in the above equation, if φ is set equal to 45°, we can then divide out the sin 45° and cos 45° term, since they are equal to each other. We then get for the case of φ = 45°, h1 + t1 = h2 + t2 = C2, where C2 is another constant.
The realtionship of h1 + t1 = h2 + t2 = C2 is useful because now steel can be purchased for perforating blades in a thickness nominally equal to that specified by the operator of this apparatus. Furthermore, if the steel is scale free, as cold-rolled high speed steel is, it can be hardened in a vacuum furnace without any surface preparation. Likewise, the hardening operation produces no scale on the surface of the perforating blade. Therefore, the steel can be purchased in the nominal gauge needed by the finished product, and furthermore, no surface finishing need be performed on these blades.
However, the thickness of the steel as obtained from the steel producer is not identically the same from piece to piece. But by using the fact that the sum of the height and thickness is a constant, I am able to adjust the height to compensate for the variation in thickness in such a manner as to keep the projection distance constant for all blades mounted in a knife roll.

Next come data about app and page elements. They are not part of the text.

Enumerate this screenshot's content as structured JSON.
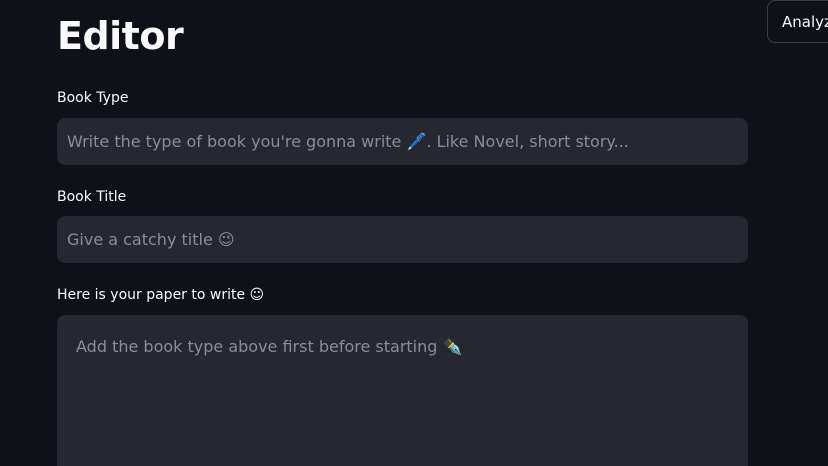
{
  "header": {
    "title": "Editor",
    "analyze_button_label": "Analyze"
  },
  "fields": {
    "book_type": {
      "label": "Book Type",
      "placeholder": "Write the type of book you're gonna write 🖊️. Like Novel, short story...",
      "value": ""
    },
    "book_title": {
      "label": "Book Title",
      "placeholder": "Give a catchy title 😉",
      "value": ""
    },
    "paper": {
      "label": "Here is your paper to write ☺",
      "placeholder": "Add the book type above first before starting ✒️",
      "value": ""
    }
  },
  "colors": {
    "background": "#0e1117",
    "input_background": "#262730",
    "text": "#fafafa",
    "placeholder": "#8b8c94"
  }
}
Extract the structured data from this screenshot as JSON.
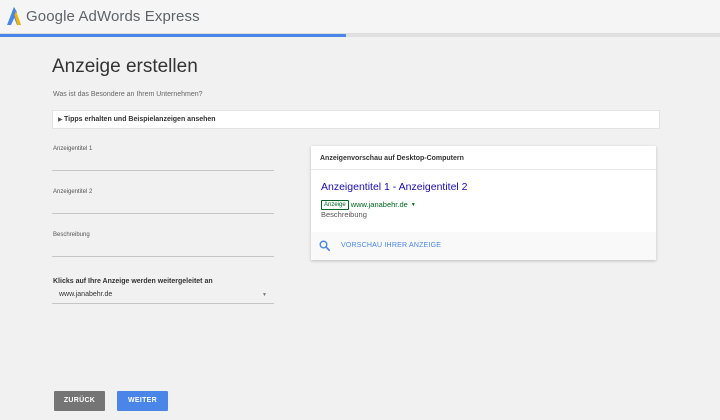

Although the thickness of blades in a prior art knife roll will vary within a tolerance range of ± 0.00025 to ± 0.001 inches, blades produced in accordance with the method of the invention can be used in the same knife roll even though the thickness variation between individual blades exceeds 0.002 inches as long as the projection distance is equal.